PROMPT:
Please set down every entry again exactly as it stands, without the pictures.

═══ DATA LISTING

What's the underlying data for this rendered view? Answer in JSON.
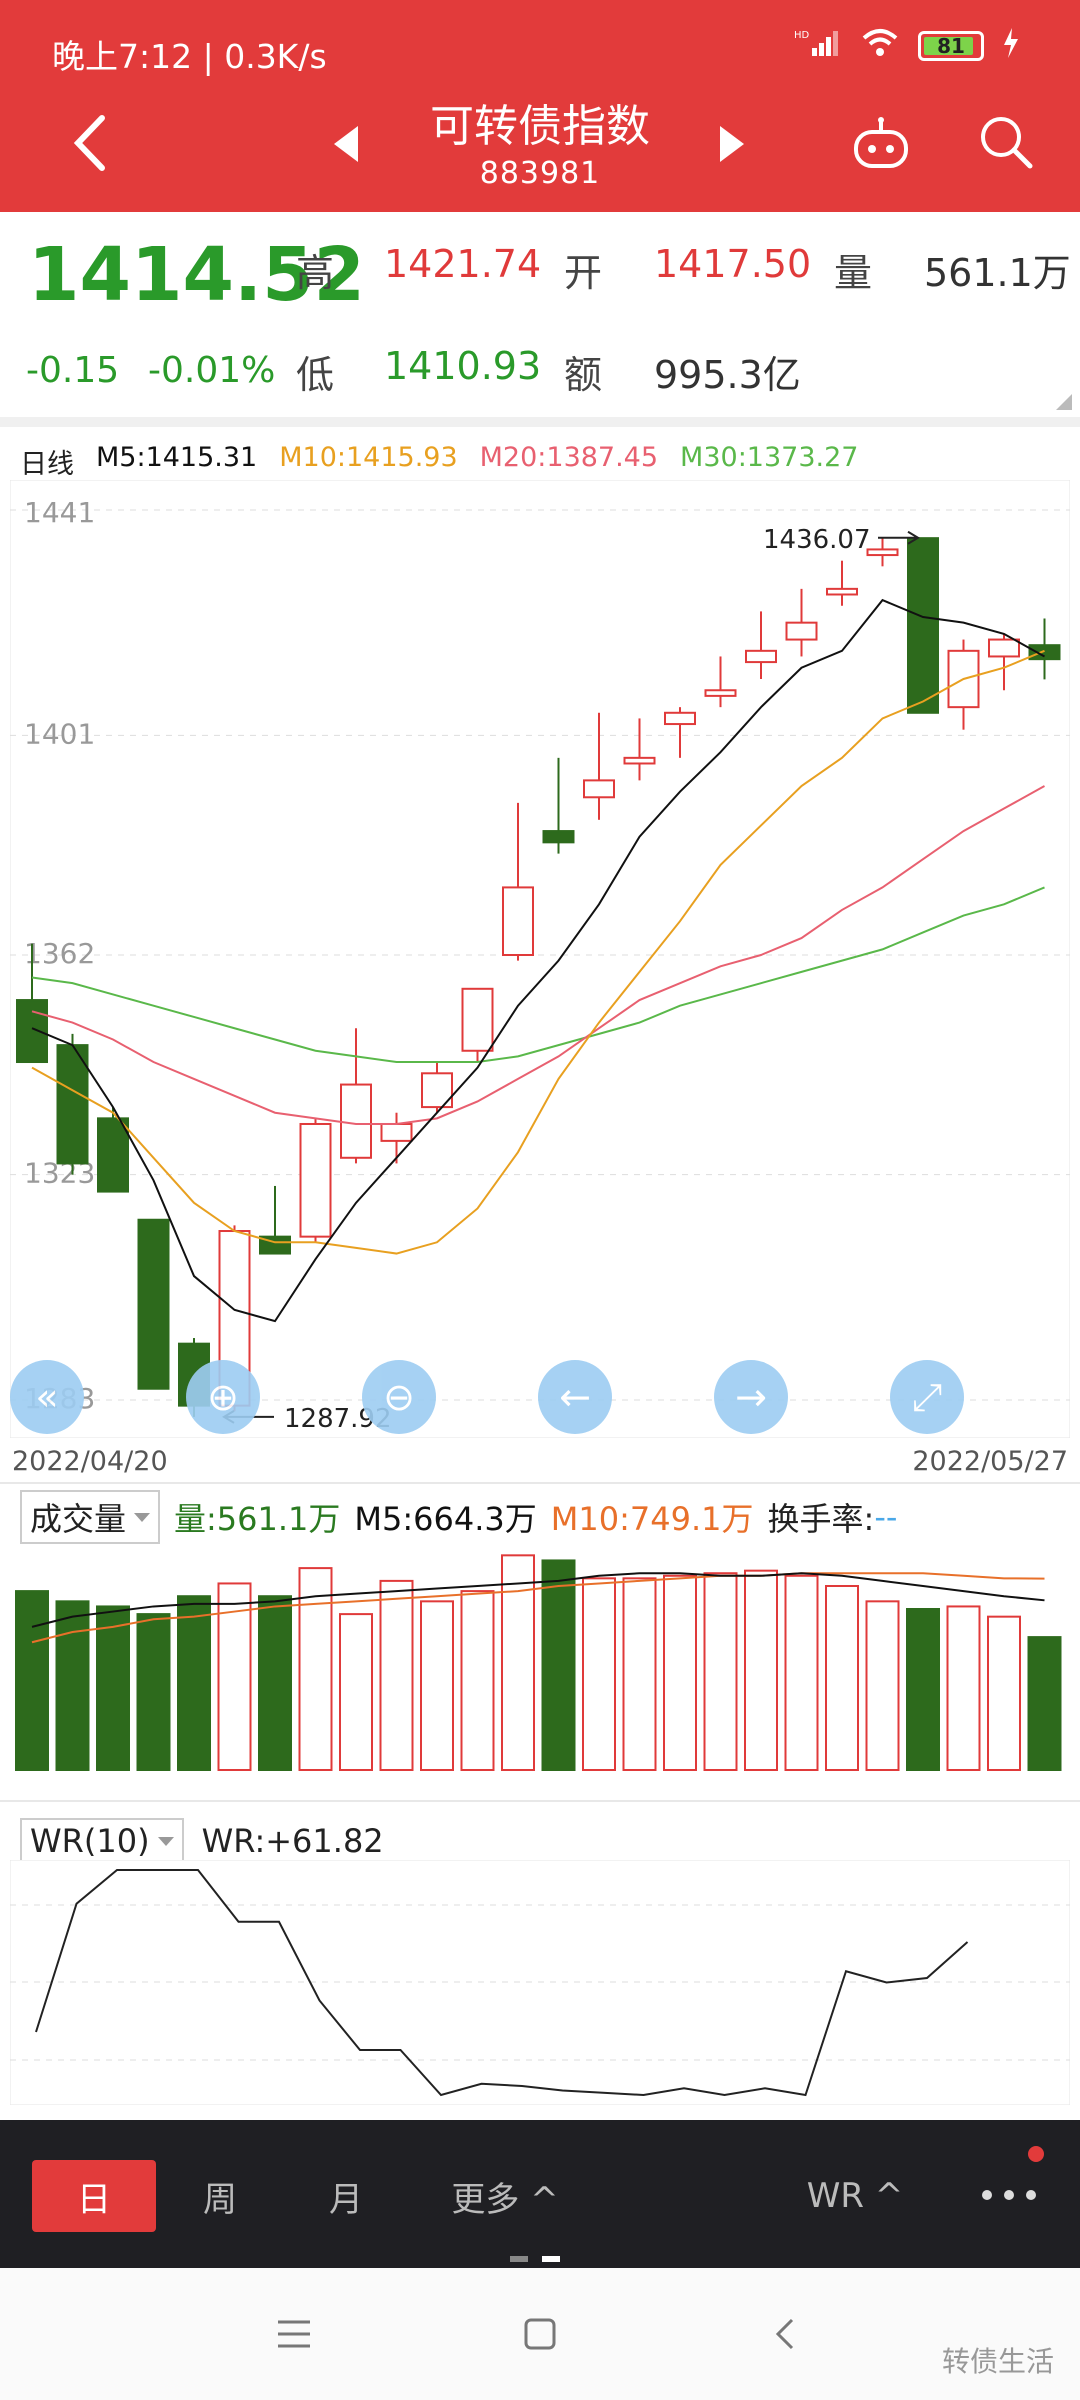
{
  "status": {
    "time": "晚上7:12 | 0.3K/s",
    "signal": "HD",
    "battery": "81"
  },
  "header": {
    "title": "可转债指数",
    "code": "883981"
  },
  "quote": {
    "price": "1414.52",
    "change": "-0.15",
    "change_pct": "-0.01%",
    "high_label": "高",
    "high": "1421.74",
    "open_label": "开",
    "open": "1417.50",
    "vol_label": "量",
    "vol": "561.1万",
    "low_label": "低",
    "low": "1410.93",
    "amt_label": "额",
    "amt": "995.3亿"
  },
  "ma_legend": {
    "period": "日线",
    "m5": "M5:1415.31",
    "m10": "M10:1415.93",
    "m20": "M20:1387.45",
    "m30": "M30:1373.27"
  },
  "colors": {
    "up": "#e03a3a",
    "down": "#2d6a1c",
    "m5": "#111111",
    "m10": "#e8a020",
    "m20": "#e86070",
    "m30": "#5ab84a"
  },
  "chart_data": {
    "type": "candlestick",
    "y_ticks": [
      "1441",
      "1401",
      "1362",
      "1323",
      "1283"
    ],
    "ylim": [
      1283,
      1441
    ],
    "date_start": "2022/04/20",
    "date_end": "2022/05/27",
    "high_marker": "1436.07",
    "low_marker": "1287.92",
    "candles": [
      {
        "o": 1354,
        "h": 1364,
        "l": 1343,
        "c": 1343
      },
      {
        "o": 1346,
        "h": 1348,
        "l": 1323,
        "c": 1325
      },
      {
        "o": 1333,
        "h": 1335,
        "l": 1320,
        "c": 1320
      },
      {
        "o": 1315,
        "h": 1315,
        "l": 1285,
        "c": 1285
      },
      {
        "o": 1293,
        "h": 1294,
        "l": 1280,
        "c": 1282
      },
      {
        "o": 1282,
        "h": 1314,
        "l": 1281,
        "c": 1313
      },
      {
        "o": 1312,
        "h": 1321,
        "l": 1310,
        "c": 1309
      },
      {
        "o": 1312,
        "h": 1333,
        "l": 1311,
        "c": 1332
      },
      {
        "o": 1326,
        "h": 1349,
        "l": 1325,
        "c": 1339
      },
      {
        "o": 1329,
        "h": 1334,
        "l": 1325,
        "c": 1332
      },
      {
        "o": 1335,
        "h": 1343,
        "l": 1334,
        "c": 1341
      },
      {
        "o": 1345,
        "h": 1351,
        "l": 1343,
        "c": 1356
      },
      {
        "o": 1362,
        "h": 1389,
        "l": 1361,
        "c": 1374
      },
      {
        "o": 1384,
        "h": 1397,
        "l": 1380,
        "c": 1382
      },
      {
        "o": 1390,
        "h": 1405,
        "l": 1386,
        "c": 1393
      },
      {
        "o": 1396,
        "h": 1404,
        "l": 1393,
        "c": 1397
      },
      {
        "o": 1403,
        "h": 1406,
        "l": 1397,
        "c": 1405
      },
      {
        "o": 1408,
        "h": 1415,
        "l": 1406,
        "c": 1409
      },
      {
        "o": 1414,
        "h": 1423,
        "l": 1411,
        "c": 1416
      },
      {
        "o": 1418,
        "h": 1427,
        "l": 1415,
        "c": 1421
      },
      {
        "o": 1426,
        "h": 1432,
        "l": 1424,
        "c": 1427
      },
      {
        "o": 1433,
        "h": 1436,
        "l": 1431,
        "c": 1434
      },
      {
        "o": 1436,
        "h": 1436.07,
        "l": 1405,
        "c": 1405
      },
      {
        "o": 1406,
        "h": 1418,
        "l": 1402,
        "c": 1416
      },
      {
        "o": 1415,
        "h": 1419,
        "l": 1409,
        "c": 1418
      },
      {
        "o": 1417,
        "h": 1421.74,
        "l": 1410.93,
        "c": 1414.52
      }
    ],
    "ma_m5": [
      1349,
      1346,
      1335,
      1322,
      1305,
      1299,
      1297,
      1308,
      1318,
      1326,
      1334,
      1342,
      1353,
      1361,
      1371,
      1383,
      1391,
      1398,
      1406,
      1413,
      1416,
      1425,
      1422,
      1421,
      1419,
      1415
    ],
    "ma_m10": [
      1342,
      1338,
      1334,
      1326,
      1318,
      1313,
      1311,
      1311,
      1310,
      1309,
      1311,
      1317,
      1327,
      1340,
      1350,
      1359,
      1368,
      1378,
      1385,
      1392,
      1397,
      1404,
      1407,
      1411,
      1413,
      1416
    ],
    "ma_m20": [
      1352,
      1350,
      1347,
      1343,
      1340,
      1337,
      1334,
      1333,
      1332,
      1332,
      1333,
      1336,
      1340,
      1344,
      1349,
      1354,
      1357,
      1360,
      1362,
      1365,
      1370,
      1374,
      1379,
      1384,
      1388,
      1392
    ],
    "ma_m30": [
      1358,
      1357,
      1355,
      1353,
      1351,
      1349,
      1347,
      1345,
      1344,
      1343,
      1343,
      1343,
      1344,
      1346,
      1348,
      1350,
      1353,
      1355,
      1357,
      1359,
      1361,
      1363,
      1366,
      1369,
      1371,
      1374
    ]
  },
  "volume": {
    "selector": "成交量",
    "vol": "量:561.1万",
    "m5": "M5:664.3万",
    "m10": "M10:749.1万",
    "turnover_label": "换手率:",
    "turnover_value": "--",
    "bars": [
      700,
      660,
      640,
      610,
      680,
      730,
      680,
      790,
      610,
      740,
      660,
      700,
      840,
      820,
      750,
      750,
      760,
      770,
      780,
      760,
      720,
      660,
      630,
      640,
      600,
      520
    ],
    "m5_line": [
      560,
      600,
      620,
      640,
      650,
      650,
      660,
      680,
      690,
      700,
      710,
      720,
      730,
      740,
      760,
      770,
      770,
      760,
      760,
      770,
      760,
      740,
      720,
      700,
      680,
      664
    ],
    "m10_line": [
      500,
      540,
      560,
      590,
      600,
      620,
      640,
      650,
      660,
      670,
      680,
      690,
      700,
      720,
      730,
      740,
      750,
      760,
      760,
      770,
      770,
      770,
      770,
      760,
      750,
      749
    ]
  },
  "wr": {
    "selector": "WR(10)",
    "value": "WR:+61.82",
    "series": [
      72,
      15,
      0,
      0,
      0,
      23,
      23,
      58,
      80,
      80,
      100,
      95,
      96,
      98,
      99,
      100,
      97,
      100,
      97,
      100,
      45,
      50,
      48,
      32
    ]
  },
  "toolbar": {
    "day": "日",
    "week": "周",
    "month": "月",
    "more": "更多 ^",
    "indicator": "WR ^"
  },
  "watermark": "转债生活"
}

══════

OUTPUT OF THE EXERCISE:
What's the underlying data for this rendered view? Answer in JSON.
{
  "status": {
    "time": "晚上7:12 | 0.3K/s",
    "signal": "HD",
    "battery": "81"
  },
  "header": {
    "title": "可转债指数",
    "code": "883981"
  },
  "quote": {
    "price": "1414.52",
    "change": "-0.15",
    "change_pct": "-0.01%",
    "high_label": "高",
    "high": "1421.74",
    "open_label": "开",
    "open": "1417.50",
    "vol_label": "量",
    "vol": "561.1万",
    "low_label": "低",
    "low": "1410.93",
    "amt_label": "额",
    "amt": "995.3亿"
  },
  "ma_legend": {
    "period": "日线",
    "m5": "M5:1415.31",
    "m10": "M10:1415.93",
    "m20": "M20:1387.45",
    "m30": "M30:1373.27"
  },
  "colors": {
    "up": "#e03a3a",
    "down": "#2d6a1c",
    "m5": "#111111",
    "m10": "#e8a020",
    "m20": "#e86070",
    "m30": "#5ab84a"
  },
  "chart_data": {
    "type": "candlestick",
    "y_ticks": [
      "1441",
      "1401",
      "1362",
      "1323",
      "1283"
    ],
    "ylim": [
      1283,
      1441
    ],
    "date_start": "2022/04/20",
    "date_end": "2022/05/27",
    "high_marker": "1436.07",
    "low_marker": "1287.92",
    "candles": [
      {
        "o": 1354,
        "h": 1364,
        "l": 1343,
        "c": 1343
      },
      {
        "o": 1346,
        "h": 1348,
        "l": 1323,
        "c": 1325
      },
      {
        "o": 1333,
        "h": 1335,
        "l": 1320,
        "c": 1320
      },
      {
        "o": 1315,
        "h": 1315,
        "l": 1285,
        "c": 1285
      },
      {
        "o": 1293,
        "h": 1294,
        "l": 1280,
        "c": 1282
      },
      {
        "o": 1282,
        "h": 1314,
        "l": 1281,
        "c": 1313
      },
      {
        "o": 1312,
        "h": 1321,
        "l": 1310,
        "c": 1309
      },
      {
        "o": 1312,
        "h": 1333,
        "l": 1311,
        "c": 1332
      },
      {
        "o": 1326,
        "h": 1349,
        "l": 1325,
        "c": 1339
      },
      {
        "o": 1329,
        "h": 1334,
        "l": 1325,
        "c": 1332
      },
      {
        "o": 1335,
        "h": 1343,
        "l": 1334,
        "c": 1341
      },
      {
        "o": 1345,
        "h": 1351,
        "l": 1343,
        "c": 1356
      },
      {
        "o": 1362,
        "h": 1389,
        "l": 1361,
        "c": 1374
      },
      {
        "o": 1384,
        "h": 1397,
        "l": 1380,
        "c": 1382
      },
      {
        "o": 1390,
        "h": 1405,
        "l": 1386,
        "c": 1393
      },
      {
        "o": 1396,
        "h": 1404,
        "l": 1393,
        "c": 1397
      },
      {
        "o": 1403,
        "h": 1406,
        "l": 1397,
        "c": 1405
      },
      {
        "o": 1408,
        "h": 1415,
        "l": 1406,
        "c": 1409
      },
      {
        "o": 1414,
        "h": 1423,
        "l": 1411,
        "c": 1416
      },
      {
        "o": 1418,
        "h": 1427,
        "l": 1415,
        "c": 1421
      },
      {
        "o": 1426,
        "h": 1432,
        "l": 1424,
        "c": 1427
      },
      {
        "o": 1433,
        "h": 1436,
        "l": 1431,
        "c": 1434
      },
      {
        "o": 1436,
        "h": 1436.07,
        "l": 1405,
        "c": 1405
      },
      {
        "o": 1406,
        "h": 1418,
        "l": 1402,
        "c": 1416
      },
      {
        "o": 1415,
        "h": 1419,
        "l": 1409,
        "c": 1418
      },
      {
        "o": 1417,
        "h": 1421.74,
        "l": 1410.93,
        "c": 1414.52
      }
    ],
    "ma_m5": [
      1349,
      1346,
      1335,
      1322,
      1305,
      1299,
      1297,
      1308,
      1318,
      1326,
      1334,
      1342,
      1353,
      1361,
      1371,
      1383,
      1391,
      1398,
      1406,
      1413,
      1416,
      1425,
      1422,
      1421,
      1419,
      1415
    ],
    "ma_m10": [
      1342,
      1338,
      1334,
      1326,
      1318,
      1313,
      1311,
      1311,
      1310,
      1309,
      1311,
      1317,
      1327,
      1340,
      1350,
      1359,
      1368,
      1378,
      1385,
      1392,
      1397,
      1404,
      1407,
      1411,
      1413,
      1416
    ],
    "ma_m20": [
      1352,
      1350,
      1347,
      1343,
      1340,
      1337,
      1334,
      1333,
      1332,
      1332,
      1333,
      1336,
      1340,
      1344,
      1349,
      1354,
      1357,
      1360,
      1362,
      1365,
      1370,
      1374,
      1379,
      1384,
      1388,
      1392
    ],
    "ma_m30": [
      1358,
      1357,
      1355,
      1353,
      1351,
      1349,
      1347,
      1345,
      1344,
      1343,
      1343,
      1343,
      1344,
      1346,
      1348,
      1350,
      1353,
      1355,
      1357,
      1359,
      1361,
      1363,
      1366,
      1369,
      1371,
      1374
    ]
  },
  "volume": {
    "selector": "成交量",
    "vol": "量:561.1万",
    "m5": "M5:664.3万",
    "m10": "M10:749.1万",
    "turnover_label": "换手率:",
    "turnover_value": "--",
    "bars": [
      700,
      660,
      640,
      610,
      680,
      730,
      680,
      790,
      610,
      740,
      660,
      700,
      840,
      820,
      750,
      750,
      760,
      770,
      780,
      760,
      720,
      660,
      630,
      640,
      600,
      520
    ],
    "m5_line": [
      560,
      600,
      620,
      640,
      650,
      650,
      660,
      680,
      690,
      700,
      710,
      720,
      730,
      740,
      760,
      770,
      770,
      760,
      760,
      770,
      760,
      740,
      720,
      700,
      680,
      664
    ],
    "m10_line": [
      500,
      540,
      560,
      590,
      600,
      620,
      640,
      650,
      660,
      670,
      680,
      690,
      700,
      720,
      730,
      740,
      750,
      760,
      760,
      770,
      770,
      770,
      770,
      760,
      750,
      749
    ]
  },
  "wr": {
    "selector": "WR(10)",
    "value": "WR:+61.82",
    "series": [
      72,
      15,
      0,
      0,
      0,
      23,
      23,
      58,
      80,
      80,
      100,
      95,
      96,
      98,
      99,
      100,
      97,
      100,
      97,
      100,
      45,
      50,
      48,
      32
    ]
  },
  "toolbar": {
    "day": "日",
    "week": "周",
    "month": "月",
    "more": "更多 ^",
    "indicator": "WR ^"
  },
  "watermark": "转债生活"
}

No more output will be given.